Dataset rows for apps and sites:
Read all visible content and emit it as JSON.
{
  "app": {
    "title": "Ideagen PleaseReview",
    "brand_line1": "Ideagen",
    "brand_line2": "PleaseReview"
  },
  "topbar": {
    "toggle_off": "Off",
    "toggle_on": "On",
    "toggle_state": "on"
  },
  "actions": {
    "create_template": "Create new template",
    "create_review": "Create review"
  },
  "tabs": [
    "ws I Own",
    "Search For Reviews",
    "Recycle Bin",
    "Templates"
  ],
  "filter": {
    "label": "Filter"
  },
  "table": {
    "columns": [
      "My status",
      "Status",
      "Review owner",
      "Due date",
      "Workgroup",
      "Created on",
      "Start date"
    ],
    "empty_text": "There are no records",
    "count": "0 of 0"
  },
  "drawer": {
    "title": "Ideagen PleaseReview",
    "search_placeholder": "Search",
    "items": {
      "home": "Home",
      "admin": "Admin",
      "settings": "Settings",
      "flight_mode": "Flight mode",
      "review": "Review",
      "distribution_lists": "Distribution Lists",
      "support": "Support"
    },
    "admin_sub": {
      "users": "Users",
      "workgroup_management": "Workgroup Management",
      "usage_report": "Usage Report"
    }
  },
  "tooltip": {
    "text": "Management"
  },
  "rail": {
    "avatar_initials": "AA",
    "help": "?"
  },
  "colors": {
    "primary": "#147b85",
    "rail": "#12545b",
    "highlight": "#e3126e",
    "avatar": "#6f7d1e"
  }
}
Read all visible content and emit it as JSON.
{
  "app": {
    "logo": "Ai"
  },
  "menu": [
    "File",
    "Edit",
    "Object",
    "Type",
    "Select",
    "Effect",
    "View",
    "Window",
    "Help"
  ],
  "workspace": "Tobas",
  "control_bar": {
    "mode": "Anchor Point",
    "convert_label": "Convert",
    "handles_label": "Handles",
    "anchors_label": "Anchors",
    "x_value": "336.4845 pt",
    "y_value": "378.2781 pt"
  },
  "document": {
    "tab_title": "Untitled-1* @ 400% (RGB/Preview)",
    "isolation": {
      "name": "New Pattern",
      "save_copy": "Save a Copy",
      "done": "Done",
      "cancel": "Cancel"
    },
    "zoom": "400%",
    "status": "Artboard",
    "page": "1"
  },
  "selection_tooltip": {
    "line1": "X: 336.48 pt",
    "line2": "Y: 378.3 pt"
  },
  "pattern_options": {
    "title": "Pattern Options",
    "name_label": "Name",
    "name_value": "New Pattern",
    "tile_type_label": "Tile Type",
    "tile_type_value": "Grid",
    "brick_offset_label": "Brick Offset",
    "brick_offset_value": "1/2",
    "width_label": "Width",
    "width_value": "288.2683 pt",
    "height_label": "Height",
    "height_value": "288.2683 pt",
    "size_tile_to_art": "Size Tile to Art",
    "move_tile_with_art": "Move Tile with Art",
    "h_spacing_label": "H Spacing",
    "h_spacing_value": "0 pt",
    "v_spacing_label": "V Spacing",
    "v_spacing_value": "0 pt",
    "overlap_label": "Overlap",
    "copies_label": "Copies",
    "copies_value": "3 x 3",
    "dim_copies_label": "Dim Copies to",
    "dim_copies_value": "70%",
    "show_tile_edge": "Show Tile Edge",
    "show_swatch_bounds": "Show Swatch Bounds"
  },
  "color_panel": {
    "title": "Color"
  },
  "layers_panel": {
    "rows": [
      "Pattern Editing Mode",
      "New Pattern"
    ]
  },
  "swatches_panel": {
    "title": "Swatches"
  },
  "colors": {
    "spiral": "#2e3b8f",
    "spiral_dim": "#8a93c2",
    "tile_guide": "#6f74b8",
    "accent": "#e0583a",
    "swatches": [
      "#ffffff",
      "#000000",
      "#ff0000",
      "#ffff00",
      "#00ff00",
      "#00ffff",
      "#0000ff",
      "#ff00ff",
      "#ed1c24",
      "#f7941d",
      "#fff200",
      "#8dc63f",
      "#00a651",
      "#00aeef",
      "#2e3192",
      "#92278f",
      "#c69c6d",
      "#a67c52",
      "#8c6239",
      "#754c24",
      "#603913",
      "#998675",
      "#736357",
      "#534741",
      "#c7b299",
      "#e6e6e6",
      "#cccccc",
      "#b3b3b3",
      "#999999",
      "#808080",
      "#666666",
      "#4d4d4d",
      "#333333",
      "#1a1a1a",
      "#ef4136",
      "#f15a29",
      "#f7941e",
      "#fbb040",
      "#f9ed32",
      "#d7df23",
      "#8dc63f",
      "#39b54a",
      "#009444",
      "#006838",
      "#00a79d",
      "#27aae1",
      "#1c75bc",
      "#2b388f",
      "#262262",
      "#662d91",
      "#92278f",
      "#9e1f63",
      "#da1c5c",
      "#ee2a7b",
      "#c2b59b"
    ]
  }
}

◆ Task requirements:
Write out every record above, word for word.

◆ Your solution:
Read all visible content and emit it as JSON.
{
  "app": {
    "title": "Ideagen PleaseReview",
    "brand_line1": "Ideagen",
    "brand_line2": "PleaseReview"
  },
  "topbar": {
    "toggle_off": "Off",
    "toggle_on": "On",
    "toggle_state": "on"
  },
  "actions": {
    "create_template": "Create new template",
    "create_review": "Create review"
  },
  "tabs": [
    "ws I Own",
    "Search For Reviews",
    "Recycle Bin",
    "Templates"
  ],
  "filter": {
    "label": "Filter"
  },
  "table": {
    "columns": [
      "My status",
      "Status",
      "Review owner",
      "Due date",
      "Workgroup",
      "Created on",
      "Start date"
    ],
    "empty_text": "There are no records",
    "count": "0 of 0"
  },
  "drawer": {
    "title": "Ideagen PleaseReview",
    "search_placeholder": "Search",
    "items": {
      "home": "Home",
      "admin": "Admin",
      "settings": "Settings",
      "flight_mode": "Flight mode",
      "review": "Review",
      "distribution_lists": "Distribution Lists",
      "support": "Support"
    },
    "admin_sub": {
      "users": "Users",
      "workgroup_management": "Workgroup Management",
      "usage_report": "Usage Report"
    }
  },
  "tooltip": {
    "text": "Management"
  },
  "rail": {
    "avatar_initials": "AA",
    "help": "?"
  },
  "colors": {
    "primary": "#147b85",
    "rail": "#12545b",
    "highlight": "#e3126e",
    "avatar": "#6f7d1e"
  }
}
Read all visible content and emit it as JSON.
{
  "app": {
    "logo": "Ai"
  },
  "menu": [
    "File",
    "Edit",
    "Object",
    "Type",
    "Select",
    "Effect",
    "View",
    "Window",
    "Help"
  ],
  "workspace": "Tobas",
  "control_bar": {
    "mode": "Anchor Point",
    "convert_label": "Convert",
    "handles_label": "Handles",
    "anchors_label": "Anchors",
    "x_value": "336.4845 pt",
    "y_value": "378.2781 pt"
  },
  "document": {
    "tab_title": "Untitled-1* @ 400% (RGB/Preview)",
    "isolation": {
      "name": "New Pattern",
      "save_copy": "Save a Copy",
      "done": "Done",
      "cancel": "Cancel"
    },
    "zoom": "400%",
    "status": "Artboard",
    "page": "1"
  },
  "selection_tooltip": {
    "line1": "X: 336.48 pt",
    "line2": "Y: 378.3 pt"
  },
  "pattern_options": {
    "title": "Pattern Options",
    "name_label": "Name",
    "name_value": "New Pattern",
    "tile_type_label": "Tile Type",
    "tile_type_value": "Grid",
    "brick_offset_label": "Brick Offset",
    "brick_offset_value": "1/2",
    "width_label": "Width",
    "width_value": "288.2683 pt",
    "height_label": "Height",
    "height_value": "288.2683 pt",
    "size_tile_to_art": "Size Tile to Art",
    "move_tile_with_art": "Move Tile with Art",
    "h_spacing_label": "H Spacing",
    "h_spacing_value": "0 pt",
    "v_spacing_label": "V Spacing",
    "v_spacing_value": "0 pt",
    "overlap_label": "Overlap",
    "copies_label": "Copies",
    "copies_value": "3 x 3",
    "dim_copies_label": "Dim Copies to",
    "dim_copies_value": "70%",
    "show_tile_edge": "Show Tile Edge",
    "show_swatch_bounds": "Show Swatch Bounds"
  },
  "color_panel": {
    "title": "Color"
  },
  "layers_panel": {
    "rows": [
      "Pattern Editing Mode",
      "New Pattern"
    ]
  },
  "swatches_panel": {
    "title": "Swatches"
  },
  "colors": {
    "spiral": "#2e3b8f",
    "spiral_dim": "#8a93c2",
    "tile_guide": "#6f74b8",
    "accent": "#e0583a",
    "swatches": [
      "#ffffff",
      "#000000",
      "#ff0000",
      "#ffff00",
      "#00ff00",
      "#00ffff",
      "#0000ff",
      "#ff00ff",
      "#ed1c24",
      "#f7941d",
      "#fff200",
      "#8dc63f",
      "#00a651",
      "#00aeef",
      "#2e3192",
      "#92278f",
      "#c69c6d",
      "#a67c52",
      "#8c6239",
      "#754c24",
      "#603913",
      "#998675",
      "#736357",
      "#534741",
      "#c7b299",
      "#e6e6e6",
      "#cccccc",
      "#b3b3b3",
      "#999999",
      "#808080",
      "#666666",
      "#4d4d4d",
      "#333333",
      "#1a1a1a",
      "#ef4136",
      "#f15a29",
      "#f7941e",
      "#fbb040",
      "#f9ed32",
      "#d7df23",
      "#8dc63f",
      "#39b54a",
      "#009444",
      "#006838",
      "#00a79d",
      "#27aae1",
      "#1c75bc",
      "#2b388f",
      "#262262",
      "#662d91",
      "#92278f",
      "#9e1f63",
      "#da1c5c",
      "#ee2a7b",
      "#c2b59b"
    ]
  }
}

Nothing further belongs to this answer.